hanging life grapes. Inviting the picking. Especially when the berries turned a dark red that was nearly black.
We would gather six quart baskets of chokecherries and take them home for mom to make chokecherry jelly which
was great on morning toast. Loved the stuff. Marjorie and I made it in the early years of our marriage. We had
no idea that a cyanide-like poison lurked in those pits that were thrown out in their cheesecloth wrapping.
We were not alone. If you have time punch up chokecherries on the internet. Lots of people sang the praises
of those wild berries. Not so much anymore.
I bet you get distracted by the combine and do not see the little chokecherry bush in the foreground.
Question: I would like your opinion on the edibility of chokecherries (Prunus virginiana). Is it true their berries are poisonous?
I’m a bit confused, as several websites mention that chokecherries are an excellent food for birds and some even say they can be used to make jams and syrups. But what really bowled me over was a page on the Canadian Poisonous Plants Information System. It states “Children have been poisoned and have died after ingesting large quantities of berries, which contain the seeds. All types of livestock can be poisoned by ingesting the plant material.”
I was appalled, as when I was young, we used to eat handfuls of chokecherries straight from the tree and we suffered no ill consequences. How is it possible that the berries can be both poisonous and non-poisonous?
Answer: I too used to eat the chokecherries as a boy, in spite of their astringent and none-too-sweet taste.

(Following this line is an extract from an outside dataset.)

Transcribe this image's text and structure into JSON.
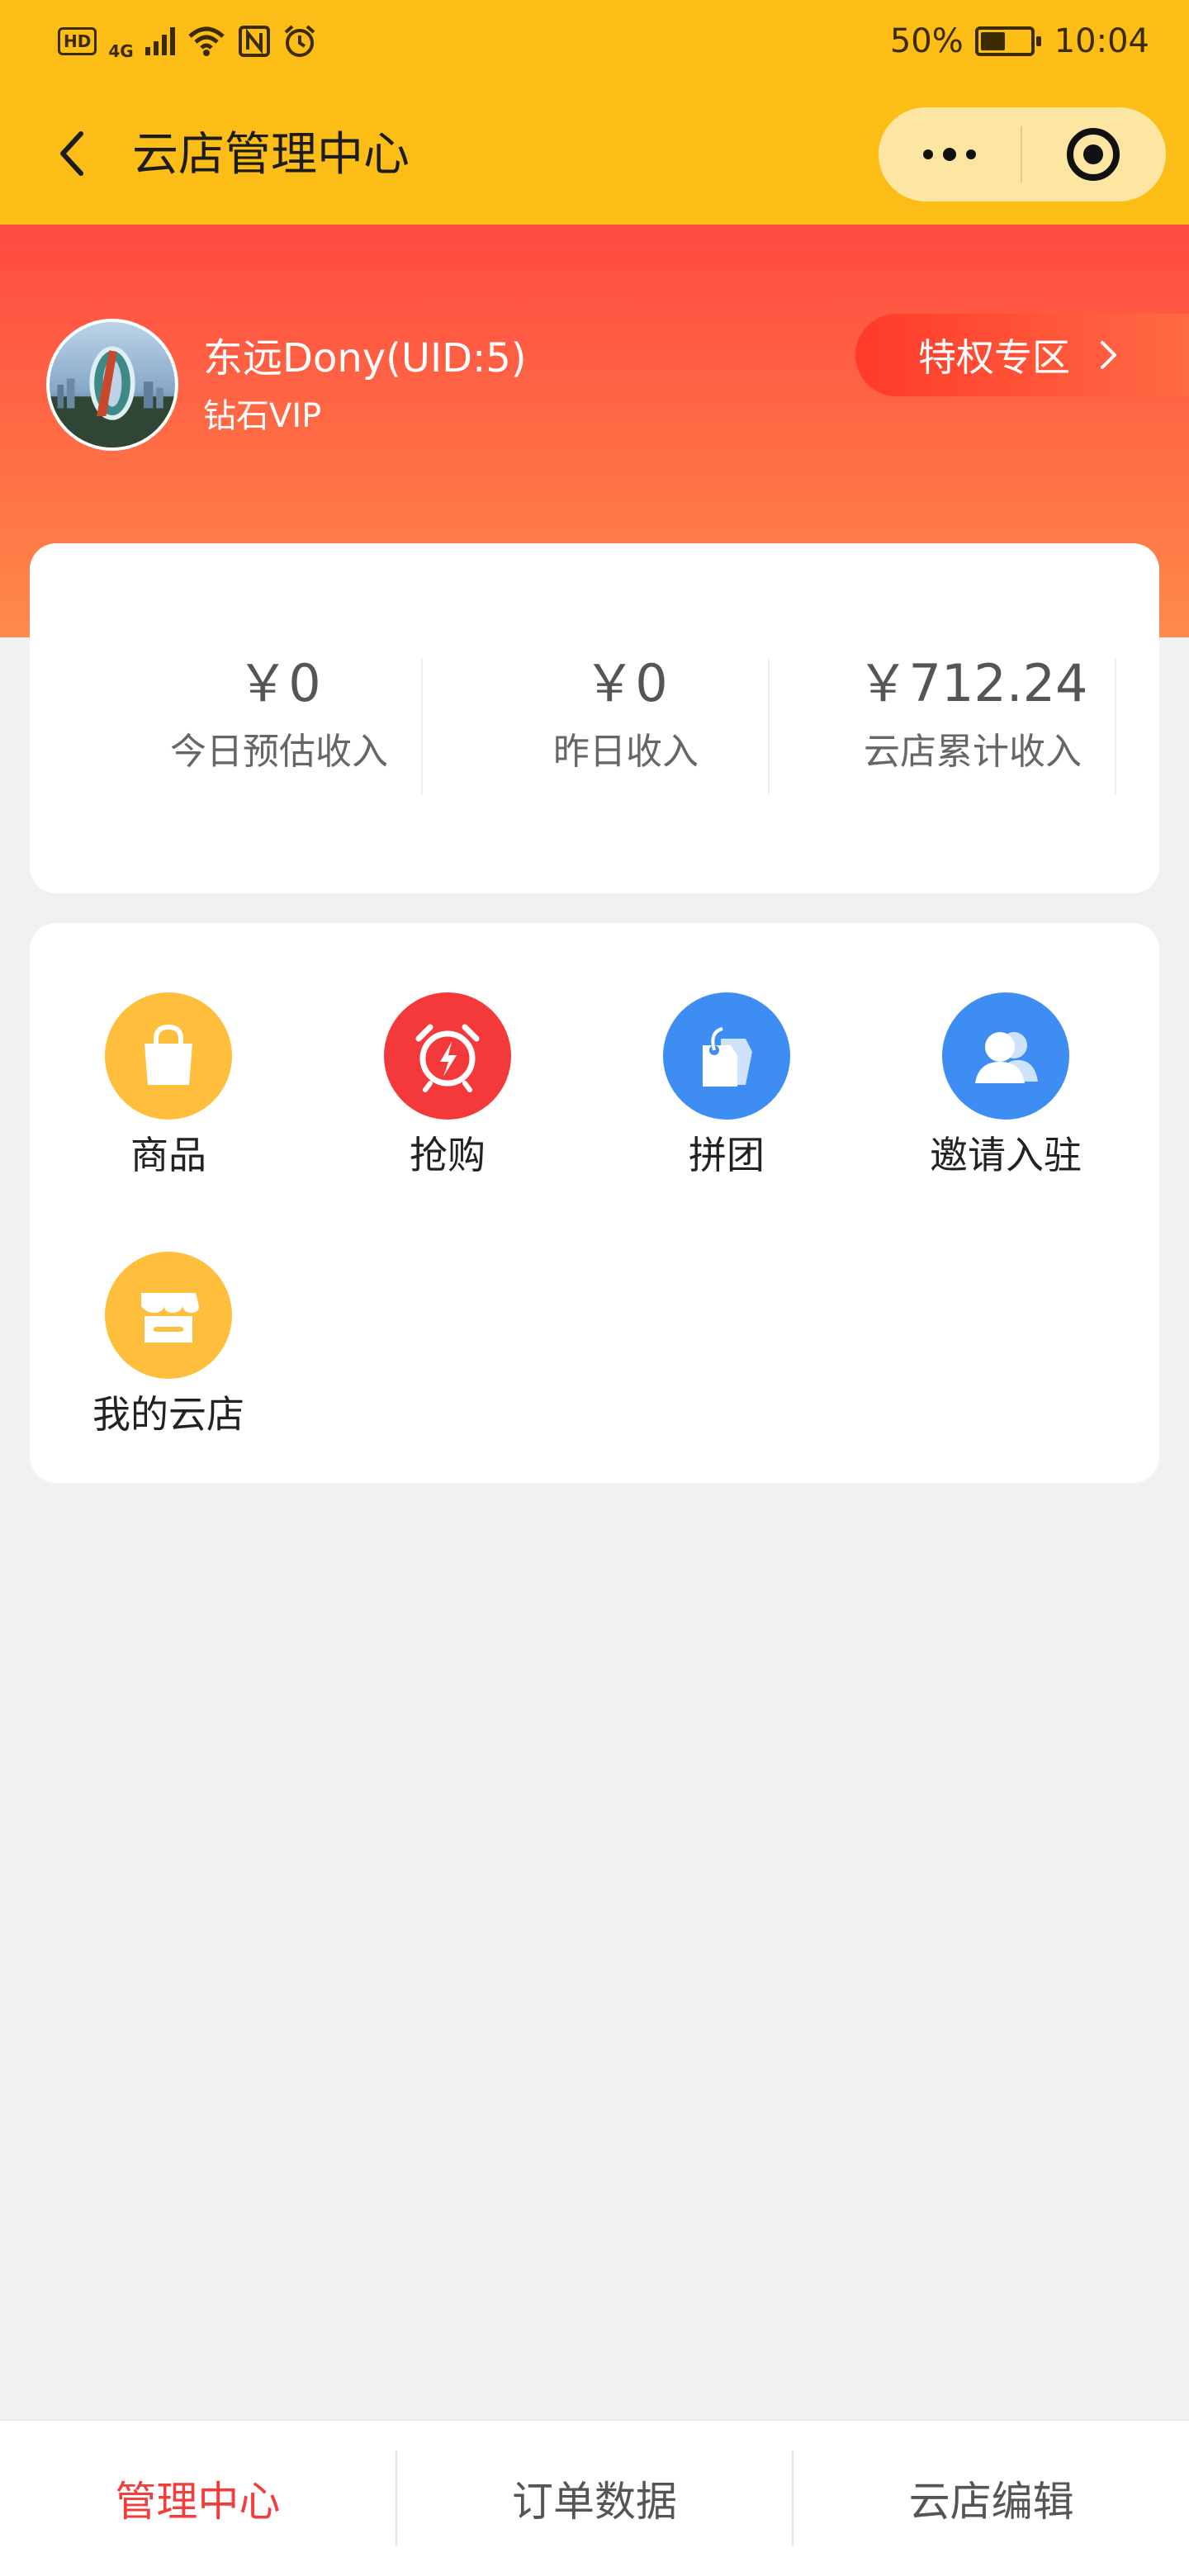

The secret is that it’s the pit (seed) that is toxic, not the fruit’s rather meager flesh. All cherries and other species of Prunus have poisonous pits. They contain amygdalin, a product the body converts into cyanide, a deadly poison, after consumption. However, people usually don’t eat cherry pits, not even those as small as the ones found in chokecherries. Instead, we spit them out, and thus suffer no risk of poisoning.
Cattle and other livestock eat chokecherries whole and can become poisoned if they swallow too many. Note that the text you found on the web specifies in the text that the children who died had swallowed the seeds.